Women are more likely to develop arthritis. Because of the pain, inflammation, and lack of flexibility from arthritis, women are less likely to participate in regular exercise. The hallmark sign for menopause, hot flashes, could be another factor because it can lead to sleeplessness and chronic tiredness.4 Sleeplessness can increase one’s appetite, prevent women from becoming involved in physical activity, and is also known to correlate with weight gain. However, the factor mentioned above is fairly manageable with proper guidance from healthcare professionals.

 

So this was a lot of information at once. I hope this blog was informative and give you a good understanding of what to expect during the menopause transition.
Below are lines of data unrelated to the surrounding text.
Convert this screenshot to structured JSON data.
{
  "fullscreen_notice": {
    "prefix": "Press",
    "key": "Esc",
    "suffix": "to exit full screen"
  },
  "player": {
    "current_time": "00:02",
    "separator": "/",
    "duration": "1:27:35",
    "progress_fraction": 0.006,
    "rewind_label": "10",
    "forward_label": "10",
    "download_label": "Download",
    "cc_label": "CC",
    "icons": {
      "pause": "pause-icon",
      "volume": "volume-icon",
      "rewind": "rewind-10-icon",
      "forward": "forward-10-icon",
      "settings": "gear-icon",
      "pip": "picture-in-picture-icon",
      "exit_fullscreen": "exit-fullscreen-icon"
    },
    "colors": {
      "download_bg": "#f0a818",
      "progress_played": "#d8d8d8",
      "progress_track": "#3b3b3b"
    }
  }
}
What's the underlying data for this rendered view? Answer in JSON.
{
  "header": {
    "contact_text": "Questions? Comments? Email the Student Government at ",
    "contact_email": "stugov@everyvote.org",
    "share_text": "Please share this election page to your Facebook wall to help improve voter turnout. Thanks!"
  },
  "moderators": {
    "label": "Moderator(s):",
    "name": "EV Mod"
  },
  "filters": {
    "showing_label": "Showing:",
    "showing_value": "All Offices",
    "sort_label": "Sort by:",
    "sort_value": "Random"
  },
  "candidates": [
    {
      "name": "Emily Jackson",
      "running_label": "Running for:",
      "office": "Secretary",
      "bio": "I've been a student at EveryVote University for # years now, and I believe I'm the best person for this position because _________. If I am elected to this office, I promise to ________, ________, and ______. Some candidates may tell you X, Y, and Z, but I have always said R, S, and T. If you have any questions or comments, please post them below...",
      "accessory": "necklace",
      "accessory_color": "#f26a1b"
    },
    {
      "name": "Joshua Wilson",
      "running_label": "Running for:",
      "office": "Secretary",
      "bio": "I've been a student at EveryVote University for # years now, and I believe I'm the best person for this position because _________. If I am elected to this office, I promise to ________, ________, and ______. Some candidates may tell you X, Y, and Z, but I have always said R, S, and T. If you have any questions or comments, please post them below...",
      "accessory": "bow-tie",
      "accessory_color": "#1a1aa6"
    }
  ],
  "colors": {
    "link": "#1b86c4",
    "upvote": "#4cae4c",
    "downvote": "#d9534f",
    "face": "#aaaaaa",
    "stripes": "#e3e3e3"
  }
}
We’ll have a part 2 series of this blog coming up soon to teach you tips to better manage these symptoms!

 

Reference

  1. Burgio, K. L., Matthews, K. A., & Engel, B. T. (1991). Prevalence, incidence and correlates of urinary incontinence in healthy, middle-aged women. The Journal of urology146(5), 1255-1259.
  2. Brown, J. S., Grady, D., Ouslander, J. G., Herzog, A. R., Varner, R. E., & Posner, S. F. (1999). Prevalence of urinary incontinence and associated risk factors in postmenopausal women. Obstetrics & Gynecology94(1), 66-70.
  3. Thomas, H. N., & Thurston, R. C. (2016). A biopsychosocial approach to women’s sexual function and dysfunction at midlife: A narrative review. Maturitas87, 49-60.
  4. Kozakowski, J., Gietka-Czernel, M., Leszczyńska, D., & Majos, A. (2017). Obesity in menopause–our negligence or an unfortunate inevitability?. Przeglad menopauzalny= Menopause review16(2), 61.
  5. Flegal KM, Carroll MD, Ogden CL, et al. Prevalence and trends in obesity among US adults, 1999-2008. J Am Med Ass. 2010;303:235–241. [PubMed]
  6. Avis, N. E., Crawford, S. L., & McKinlay, S. M. (1997). Psychosocial, behavioral, and health factors related to menopause symptomatology. Women’s health (Hillsdale, NJ)3(2), 103-120.
  7. Perz, J. M. (1997). Development of the menopause symptom list: a factor analytic study of menopause associated symptoms. Women & Health25(1), 53-69.
  8. Santoro, N., & Komi, J. (2009). Prevalence and impact of vaginal symptoms among postmenopausal women. The journal of sexual medicine6(8), 2133-2142.
  9. Kozakowski, J., Gietka-Czernel, M., Leszczyńska, D., & Majos, A. (2017). Obesity in menopause–our negligence or an unfortunate inevitability?. Przeglad menopauzalny= Menopause review, 16(2), 61.
  10. https://www.hopkinsmedicine.org/healthlibrary/conditions/gynecological_health/introduction_to_menopause_85,P01535

Written by Hyunhye Lee, PT, DPT

ALSO SEE : Physical Therapy Treatment of patients with Parkinson’s Disease

WordPress Video Lightbox Plugin